- [WHAT IS EXPECTED]:
Copy all of the material below, line for line.

**** SOURCE DATA

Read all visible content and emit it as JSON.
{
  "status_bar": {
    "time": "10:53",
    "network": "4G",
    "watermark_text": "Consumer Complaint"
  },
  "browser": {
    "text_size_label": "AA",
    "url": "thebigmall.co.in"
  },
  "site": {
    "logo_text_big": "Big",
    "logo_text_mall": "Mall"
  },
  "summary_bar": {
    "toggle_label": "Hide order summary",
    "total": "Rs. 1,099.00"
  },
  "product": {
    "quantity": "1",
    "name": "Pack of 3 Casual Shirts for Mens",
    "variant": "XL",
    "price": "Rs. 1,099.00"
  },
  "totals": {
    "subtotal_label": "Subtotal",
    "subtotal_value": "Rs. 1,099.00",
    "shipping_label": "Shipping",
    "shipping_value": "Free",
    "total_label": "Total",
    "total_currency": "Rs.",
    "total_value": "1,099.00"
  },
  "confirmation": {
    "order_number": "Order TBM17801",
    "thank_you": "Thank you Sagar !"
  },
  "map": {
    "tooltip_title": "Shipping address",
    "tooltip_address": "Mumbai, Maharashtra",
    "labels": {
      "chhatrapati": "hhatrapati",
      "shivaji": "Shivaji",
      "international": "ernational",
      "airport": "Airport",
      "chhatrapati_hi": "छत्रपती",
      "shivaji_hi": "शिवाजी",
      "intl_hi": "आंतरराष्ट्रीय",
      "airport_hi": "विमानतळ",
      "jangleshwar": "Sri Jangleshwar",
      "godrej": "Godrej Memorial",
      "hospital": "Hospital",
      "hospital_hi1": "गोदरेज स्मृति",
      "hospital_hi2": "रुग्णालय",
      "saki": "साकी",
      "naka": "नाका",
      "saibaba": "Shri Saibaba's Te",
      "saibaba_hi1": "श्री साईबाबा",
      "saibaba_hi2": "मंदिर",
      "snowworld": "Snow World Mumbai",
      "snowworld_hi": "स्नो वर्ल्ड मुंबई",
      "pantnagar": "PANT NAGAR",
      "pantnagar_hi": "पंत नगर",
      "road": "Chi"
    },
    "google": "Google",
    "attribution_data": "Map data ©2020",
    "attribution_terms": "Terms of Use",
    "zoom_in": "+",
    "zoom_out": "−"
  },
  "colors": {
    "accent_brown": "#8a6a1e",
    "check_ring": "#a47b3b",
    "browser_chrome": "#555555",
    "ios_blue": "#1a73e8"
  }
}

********

- [EXERCISE SOLUTION]:
Read all visible content and emit it as JSON.
{
  "status_bar": {
    "time": "10:53",
    "network": "4G",
    "watermark_text": "Consumer Complaint"
  },
  "browser": {
    "text_size_label": "AA",
    "url": "thebigmall.co.in"
  },
  "site": {
    "logo_text_big": "Big",
    "logo_text_mall": "Mall"
  },
  "summary_bar": {
    "toggle_label": "Hide order summary",
    "total": "Rs. 1,099.00"
  },
  "product": {
    "quantity": "1",
    "name": "Pack of 3 Casual Shirts for Mens",
    "variant": "XL",
    "price": "Rs. 1,099.00"
  },
  "totals": {
    "subtotal_label": "Subtotal",
    "subtotal_value": "Rs. 1,099.00",
    "shipping_label": "Shipping",
    "shipping_value": "Free",
    "total_label": "Total",
    "total_currency": "Rs.",
    "total_value": "1,099.00"
  },
  "confirmation": {
    "order_number": "Order TBM17801",
    "thank_you": "Thank you Sagar !"
  },
  "map": {
    "tooltip_title": "Shipping address",
    "tooltip_address": "Mumbai, Maharashtra",
    "labels": {
      "chhatrapati": "hhatrapati",
      "shivaji": "Shivaji",
      "international": "ernational",
      "airport": "Airport",
      "chhatrapati_hi": "छत्रपती",
      "shivaji_hi": "शिवाजी",
      "intl_hi": "आंतरराष्ट्रीय",
      "airport_hi": "विमानतळ",
      "jangleshwar": "Sri Jangleshwar",
      "godrej": "Godrej Memorial",
      "hospital": "Hospital",
      "hospital_hi1": "गोदरेज स्मृति",
      "hospital_hi2": "रुग्णालय",
      "saki": "साकी",
      "naka": "नाका",
      "saibaba": "Shri Saibaba's Te",
      "saibaba_hi1": "श्री साईबाबा",
      "saibaba_hi2": "मंदिर",
      "snowworld": "Snow World Mumbai",
      "snowworld_hi": "स्नो वर्ल्ड मुंबई",
      "pantnagar": "PANT NAGAR",
      "pantnagar_hi": "पंत नगर",
      "road": "Chi"
    },
    "google": "Google",
    "attribution_data": "Map data ©2020",
    "attribution_terms": "Terms of Use",
    "zoom_in": "+",
    "zoom_out": "−"
  },
  "colors": {
    "accent_brown": "#8a6a1e",
    "check_ring": "#a47b3b",
    "browser_chrome": "#555555",
    "ios_blue": "#1a73e8"
  }
}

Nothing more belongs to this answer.